She didn’t grow up wanting to be addicted to heroin. She had self-esteem issues at an early age. She, like many young girls, began dating an older man. And he hit her, which caused more problems than one.
It feels like a long time ago that the 76ers were playing regular season basketball. After Joel Embiid went down for the season at the end of January, the 76ers still played some meaningful and competitive basketball, including wins over the Clippers and Celtics. Richaun Holmes flashed, Timothe Luwawu-Cabarrot had his moments and Dario Saric was the focal point of the offense. With the Philadelphia season set to begin Wednesday night, I decided I will write on this site regularly about most 76ers games I watch. There will be gifs, thoughts and just random observations.
He made his NBA debut almost a year ago. The atmosphere was electric. You could feel something special in the making. I was there with my cousins Mike and Pat. The game had everything. It was Russell Westbrook’s first game without Kevin Durant following a dramatic summer. It had a doctor flip off Westbrook with not just one, but two middle fingers. And then there was Joel Embiid.

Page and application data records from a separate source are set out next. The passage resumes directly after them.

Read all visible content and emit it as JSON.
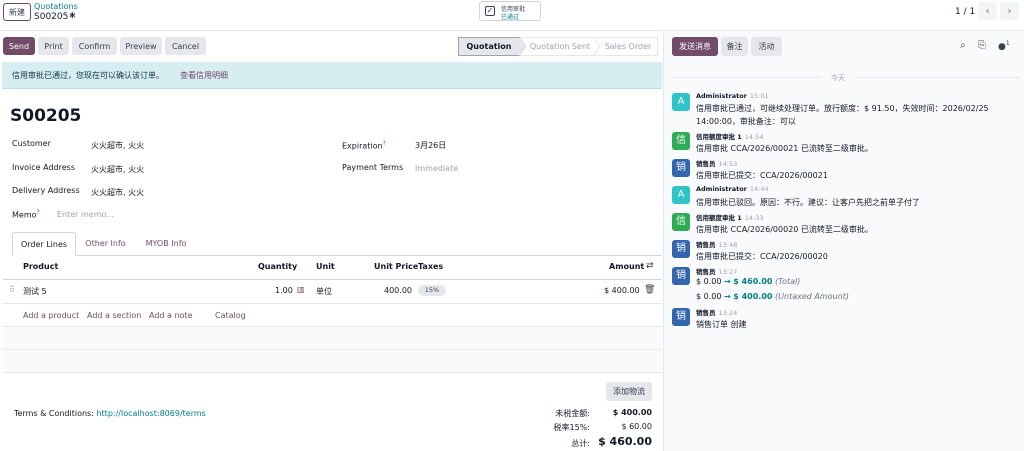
{
  "topbar": {
    "new_label": "新建",
    "breadcrumb_parent": "Quotations",
    "breadcrumb_current": "S00205",
    "credit_label": "信用审批",
    "credit_status": "已通过",
    "pager": "1 / 1"
  },
  "actions": {
    "send": "Send",
    "print": "Print",
    "confirm": "Confirm",
    "preview": "Preview",
    "cancel": "Cancel"
  },
  "stages": [
    "Quotation",
    "Quotation Sent",
    "Sales Order"
  ],
  "alert": {
    "text": "信用审批已通过，您现在可以确认该订单。",
    "link": "查看信用明细"
  },
  "form": {
    "name": "S00205",
    "customer_label": "Customer",
    "customer": "火火超市, 火火",
    "invoice_label": "Invoice Address",
    "invoice": "火火超市, 火火",
    "delivery_label": "Delivery Address",
    "delivery": "火火超市, 火火",
    "memo_label": "Memo",
    "memo_placeholder": "Enter memo...",
    "expiration_label": "Expiration",
    "expiration": "3月26日",
    "payment_label": "Payment Terms",
    "payment_placeholder": "Immediate",
    "help_mark": "?"
  },
  "tabs": [
    "Order Lines",
    "Other Info",
    "MYOB Info"
  ],
  "table": {
    "headers": {
      "product": "Product",
      "quantity": "Quantity",
      "unit": "Unit",
      "price": "Unit Price",
      "taxes": "Taxes",
      "amount": "Amount"
    },
    "rows": [
      {
        "product": "测试 5",
        "quantity": "1.00",
        "unit": "单位",
        "price": "400.00",
        "tax": "15%",
        "amount": "$ 400.00"
      }
    ],
    "add_product": "Add a product",
    "add_section": "Add a section",
    "add_note": "Add a note",
    "catalog": "Catalog"
  },
  "footer": {
    "add_logistics": "添加物流",
    "terms_label": "Terms & Conditions:",
    "terms_link": "http://localhost:8069/terms",
    "untaxed_label": "未税金额:",
    "untaxed": "$ 400.00",
    "tax_label": "税率15%:",
    "tax": "$ 60.00",
    "total_label": "总计:",
    "total": "$ 460.00"
  },
  "chatter": {
    "send_message": "发送消息",
    "log_note": "备注",
    "activity": "活动",
    "followers_count": "1",
    "today": "今天",
    "messages": [
      {
        "avatar": "A",
        "author": "Administrator",
        "time": "15:01",
        "line1": "信用审批已通过，可继续处理订单。放行额度：$ 91.50，失效时间：2026/02/25",
        "line2": "14:00:00，审批备注：可以"
      },
      {
        "avatar": "信",
        "author": "信用额度审批 1",
        "time": "14:54",
        "line1": "信用审批 CCA/2026/00021 已流转至二级审批。"
      },
      {
        "avatar": "销",
        "author": "销售员",
        "time": "14:53",
        "line1": "信用审批已提交：CCA/2026/00021"
      },
      {
        "avatar": "A",
        "author": "Administrator",
        "time": "14:44",
        "line1": "信用审批已驳回。原因：不行。建议：让客户先把之前单子付了"
      },
      {
        "avatar": "信",
        "author": "信用额度审批 1",
        "time": "14:33",
        "line1": "信用审批 CCA/2026/00020 已流转至二级审批。"
      },
      {
        "avatar": "销",
        "author": "销售员",
        "time": "13:48",
        "line1": "信用审批已提交：CCA/2026/00020"
      },
      {
        "avatar": "销",
        "author": "销售员",
        "time": "13:27",
        "tracking": [
          {
            "old": "$ 0.00",
            "new": "$ 460.00",
            "field": "(Total)"
          },
          {
            "old": "$ 0.00",
            "new": "$ 400.00",
            "field": "(Untaxed Amount)"
          }
        ]
      },
      {
        "avatar": "销",
        "author": "销售员",
        "time": "13:24",
        "line1": "销售订单 创建"
      }
    ],
    "arrow": "→"
  },
  "colors": {
    "primary": "#714b67",
    "teal": "#017e84",
    "alert_bg": "#d6eef2",
    "avatar_admin": "#2ec4c8",
    "avatar_credit": "#2eab55",
    "avatar_sales": "#3366aa"
  }
}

Embiid, the bruising, enthralling seven-foot-two center from Africa, made a nifty turnaround jumper in Andre Roberson’s face for the first two points of his career. It didn’t matter the 76ers lost the game.
NBA Summer League’s product isn’t usually exciting. The quality of basketball looks like a bunch of non-NBA players trying to make an impression on NBA teams. That’s the nature of the league. NBA rookies and some second-year players, however, sometimes demonstrate why many expect them to eventual be superstar-type players. Jaylen Brown owned the first game against the 76ers Monday, prompting many to say he shouldn’t even play the remaining summer league games for the Celtics. Jayson Tatum flashed his scoring potential, particularly late, as Boston used a late surge to complete a comeback win. Tatum, the third pick in the 2017 draft, had the eventual game winner. The 76ers’ top pick, Markelle Fultz, was supposed to be a Celtic as last month’s draft approached. But Danny Ainge thought Tatum was the better prospect, trading picks and receiving a sweet future first via the 76ers. Monday’s game then wasn’t just Markelle’s first NBA-action it was his first opportunity to show Ainge he made a mistake.